To answer this question, students must be able to understand the difference between anger and frustration which, though they can exist at the same time, are not actually the same emotion. This requires students to have strong vocabulary skills and the ability to discern the meaning of words from their contexts.
A long-form version of this question could be:
How does Udeme feel?
To which a student could respond:
Udeme is very angry and frustrated about what has happened as we are told that he ‘ran out of the room when she walked in’.
Let’s say in the multiple-choice version, the answer was a) Angry. A child selecting b) Frustrated would have been wrong and would lose the mark.
However, in the long form version, though the student has used the word “frustrated”, they will not lose a mark because they have gotten the general sense of the answer correct.
This is not to say that long-form questions do not have their own challenges – as you can see, there is often a need to use quotes from the text which is something students must be taught how to do.
The main point is – it is in your child’s educational interest that they master long-form responses first, as this is the skill that they will use most in life. In addition, the practice of expressing one’s thoughts in this way will enhance vocabulary skills. Thus, when they start working on multiple choice questions, they will have more experience using a variety of words in full sentences, which is after all how new words should be encountered and learned.
Therefore, even though many grammar school exams use multiple choice questions, it is very important for your child’s overall academic achievement that they start, and maintain, practice in formulating long-form answers in both English and maths.
A number of parents are surprised to learn that, in the age of private academy trusts, many state schools are imposing some selection criteria, most often a quota system where they take a certain proportion of students ranked as high, average and low ability.

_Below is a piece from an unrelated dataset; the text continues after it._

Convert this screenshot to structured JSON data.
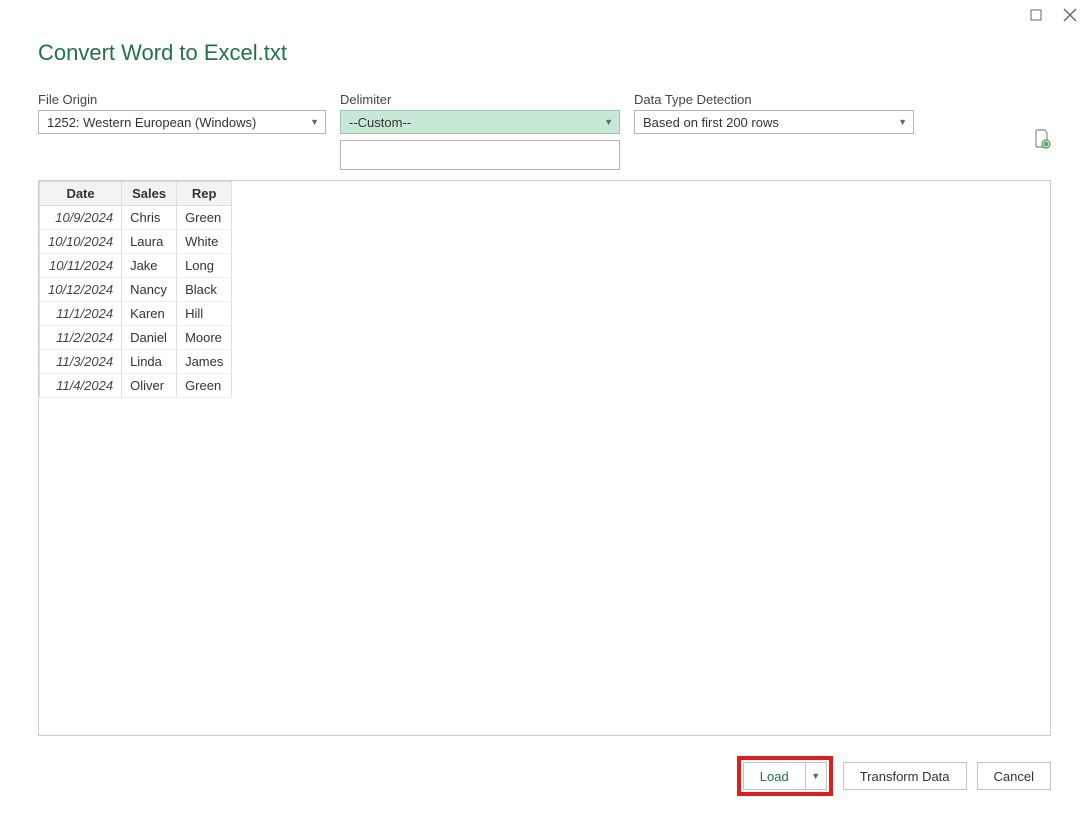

Many will use 11 plus style exams to make this determination.
Even those schools that do not have selection restrictions will often use 11 Plus style exams to “set” students for year 7, as many schools divide students up into different ability groups for English, maths and science.
It is therefore important to help your child get familiar with the types of questions that will appear on these test papers. In this instance it is not about coaching your child to pass the test, it is more about giving your child the support they need to feel under control and able to perform at their best during the exam.
Which 11 Plus books parents should buy is one of the questions we are asked the most by parents. 11 Plus resources can quickly consume a lot of money. It is important that you understand what is available, what you need and what your child will best respond to.
Not only are books sometimes made for different exam boards, each publisher has their own way of posing and setting out questions. This doesn’t mean that you should buy every book from every publisher, it means that:
- you have to be strategic about which books you buy, and when you buy them, as some books work better at different stages of the 11 Plus journey
- only buy books when a child is ready to use them. Don’t hoard books as your child’s needs may change and you may change your target schools
- take your child’s preferences into account. Different publishers have different pedagogical focuses. It is important that, if your child is a visual learner, you pick resources that prioritise that. Or, if your child learns best from application questions, you pick resources that incorporate these.
Written resources are the bedrock of any 11 Plus strategy. Whether you buy traditional books or download resources, make sure you think about where in your overall strategy each resource fits.